Russia forces has claimed to have fully captured Mariupol in what would be its biggest victory yet in its war with Ukraine, marking an end to a weeks-long attack that left the strategic port city in ruins.
Russian defence minister Sergei Shoigu reported to President Vladimir Putin on Friday the “complete liberation” of the Azovstal steel plant in Mariupol, and the city as a whole, spokesman Igor Konashenkov said.
“The territory of the Azovstal metallurgical plant … has been completely liberated,” the defense ministry said in a statement. It said a total of 2,439 Ukrainian fighters who had been holed up at the steelworks had surrendered since Monday, including more than 500 on Friday.
A defence ministry video purporting to show the surrender showed a line of unarmed men approaching Russian soldiers outside the plant and giving their names. The Russians then carefully searched each man and their possessions and also appeared to be asking them to show their tattoos.

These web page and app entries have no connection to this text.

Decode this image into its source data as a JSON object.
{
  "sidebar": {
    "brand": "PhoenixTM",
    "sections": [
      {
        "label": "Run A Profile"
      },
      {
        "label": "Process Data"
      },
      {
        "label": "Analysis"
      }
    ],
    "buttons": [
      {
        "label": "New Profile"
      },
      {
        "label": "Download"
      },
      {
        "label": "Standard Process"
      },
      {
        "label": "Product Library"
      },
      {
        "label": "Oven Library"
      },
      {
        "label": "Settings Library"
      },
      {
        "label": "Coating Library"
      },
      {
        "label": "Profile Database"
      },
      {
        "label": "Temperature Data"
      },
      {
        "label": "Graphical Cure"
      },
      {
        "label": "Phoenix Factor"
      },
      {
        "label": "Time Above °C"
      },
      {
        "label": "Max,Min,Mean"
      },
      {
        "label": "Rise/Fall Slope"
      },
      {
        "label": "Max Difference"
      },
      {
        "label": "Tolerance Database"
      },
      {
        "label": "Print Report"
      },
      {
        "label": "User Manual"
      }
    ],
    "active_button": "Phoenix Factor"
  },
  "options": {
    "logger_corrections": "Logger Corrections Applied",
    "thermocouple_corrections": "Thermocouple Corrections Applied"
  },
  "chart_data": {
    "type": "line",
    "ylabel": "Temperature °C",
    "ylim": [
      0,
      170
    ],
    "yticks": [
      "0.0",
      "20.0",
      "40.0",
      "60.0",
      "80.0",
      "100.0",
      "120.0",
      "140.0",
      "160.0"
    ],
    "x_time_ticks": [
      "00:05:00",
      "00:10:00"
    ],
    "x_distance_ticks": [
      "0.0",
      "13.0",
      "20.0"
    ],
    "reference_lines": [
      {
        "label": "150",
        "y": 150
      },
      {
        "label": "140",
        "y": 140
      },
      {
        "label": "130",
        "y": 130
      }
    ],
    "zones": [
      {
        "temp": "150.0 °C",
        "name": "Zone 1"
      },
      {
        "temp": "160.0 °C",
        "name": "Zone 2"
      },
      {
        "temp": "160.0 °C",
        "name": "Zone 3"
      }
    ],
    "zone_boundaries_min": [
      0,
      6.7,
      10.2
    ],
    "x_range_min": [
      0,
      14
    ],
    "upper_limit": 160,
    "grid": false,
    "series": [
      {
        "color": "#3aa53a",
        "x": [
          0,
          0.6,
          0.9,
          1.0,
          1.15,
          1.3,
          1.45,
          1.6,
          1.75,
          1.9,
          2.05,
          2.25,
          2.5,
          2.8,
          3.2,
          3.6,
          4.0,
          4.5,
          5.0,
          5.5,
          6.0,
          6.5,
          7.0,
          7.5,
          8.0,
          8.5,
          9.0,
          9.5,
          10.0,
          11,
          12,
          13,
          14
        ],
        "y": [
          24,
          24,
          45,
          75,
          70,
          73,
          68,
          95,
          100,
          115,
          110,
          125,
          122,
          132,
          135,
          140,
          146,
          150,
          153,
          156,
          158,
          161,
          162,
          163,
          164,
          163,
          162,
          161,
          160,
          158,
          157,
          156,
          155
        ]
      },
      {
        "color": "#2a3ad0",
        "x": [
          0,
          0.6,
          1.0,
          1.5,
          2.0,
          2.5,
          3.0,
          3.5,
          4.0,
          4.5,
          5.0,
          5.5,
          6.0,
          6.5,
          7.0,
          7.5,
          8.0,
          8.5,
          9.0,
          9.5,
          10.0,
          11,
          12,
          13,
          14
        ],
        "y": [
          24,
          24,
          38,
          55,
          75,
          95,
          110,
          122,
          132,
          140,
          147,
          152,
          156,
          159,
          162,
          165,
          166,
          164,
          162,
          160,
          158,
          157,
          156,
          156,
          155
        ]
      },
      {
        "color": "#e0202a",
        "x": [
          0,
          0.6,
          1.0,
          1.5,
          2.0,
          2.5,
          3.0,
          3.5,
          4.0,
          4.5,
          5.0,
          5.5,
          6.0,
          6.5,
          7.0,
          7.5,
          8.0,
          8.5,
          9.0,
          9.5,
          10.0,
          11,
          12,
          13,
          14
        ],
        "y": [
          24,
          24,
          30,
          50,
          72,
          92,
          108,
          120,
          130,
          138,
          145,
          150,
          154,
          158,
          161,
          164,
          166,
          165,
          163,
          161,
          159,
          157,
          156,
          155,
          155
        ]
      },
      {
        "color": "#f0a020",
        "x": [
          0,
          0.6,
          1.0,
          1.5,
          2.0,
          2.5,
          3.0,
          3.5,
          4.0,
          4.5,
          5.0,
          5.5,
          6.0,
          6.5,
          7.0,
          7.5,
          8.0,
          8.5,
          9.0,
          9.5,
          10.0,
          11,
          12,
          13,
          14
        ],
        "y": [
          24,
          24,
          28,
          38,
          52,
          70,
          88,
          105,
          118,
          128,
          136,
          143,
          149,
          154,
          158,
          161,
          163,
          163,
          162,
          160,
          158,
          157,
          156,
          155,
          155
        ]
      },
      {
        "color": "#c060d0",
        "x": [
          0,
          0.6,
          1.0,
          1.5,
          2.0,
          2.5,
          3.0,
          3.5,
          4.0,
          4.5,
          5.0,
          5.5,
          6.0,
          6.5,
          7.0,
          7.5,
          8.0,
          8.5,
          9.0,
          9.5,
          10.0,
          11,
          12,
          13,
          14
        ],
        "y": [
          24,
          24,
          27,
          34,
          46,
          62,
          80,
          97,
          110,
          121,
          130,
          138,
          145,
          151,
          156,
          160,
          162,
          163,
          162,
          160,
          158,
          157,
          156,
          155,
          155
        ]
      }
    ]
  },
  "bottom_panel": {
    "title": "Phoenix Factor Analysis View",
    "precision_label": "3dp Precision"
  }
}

Ukraine’s General Staff of Armed Forces did not comment on Russia’s claims in its morning update on Saturday.
Hours earlier, Ukrainian President Volodymyr Zelenskyy said the last defenders at the steelworks had been told by Ukraine’s military that they could get out and save their lives. The Ukrainians did not immediately confirm the Russian figures on Azovstal.
The abandonment of the bunkers and tunnels of the bombed-out plant by the Azov Regiment means an end to the most destructive siege of a war that began when Russia invaded Ukraine nearly three months ago.
Much of Mariupol has been reduced to a smoking ruin, with more than 20,000 civilians feared dead.
The defence of the steel mill had been led by Ukraine’s Azov regiment, whose far-right origins have been seized on by the Kremlin as part of an effort to cast its invasion as a battle against Nazi influence in Ukraine. Russia said the Azov commander was taken away from the plant in an armoured vehicle.
Russian authorities have threatened to investigate some of the steel mill’s defenders for war crimes and put them on trial, branding them “Nazis” and criminals. That has stirred international fears about their fate.
Badly needed victory for Putin
The steelworks, which sprawled across 11 square kilometres ( four square miles), had been the site of fierce fighting for weeks. The dwindling group of outgunned fighters had held out, drawing Russian air raids, artillery and tank fire, before their government ordered them to abandon the plant’s defence and save themselves.
The complete takeover of Mariupol gives Putin a badly needed victory in the war he began on February 24 – a conflict that was supposed to have been a lightning conquest for the Kremlin but instead has seen its failure to take the capital of Kyiv, a pullback of forces to refocus on eastern Ukraine, and the sinking of the flagship of Russia’s Black Sea fleet.
Military analysts said Mariupol’s capture at this point is of mostly symbolic importance, since the city was already effectively under Moscow’s control and most of the Russian forces that were tied down by the fighting there had already left.
Mariupol endured some of the worst suffering of the war and became a worldwide symbol of defiance. An estimated 100,000 people remained out of a pre-war population of 450,000, many trapped without food, water, heat or electricity. Relentless bombardment left rows upon rows of shattered or hollowed-out buildings.
The Kremlin had sought control of Mariupol to complete a land corridor between Russia and the Crimean Peninsula, which it seized from Ukraine in 2014, and free up troops to join the larger battle for the Donbas. The city’s loss also deprives Ukraine of a vital seaport.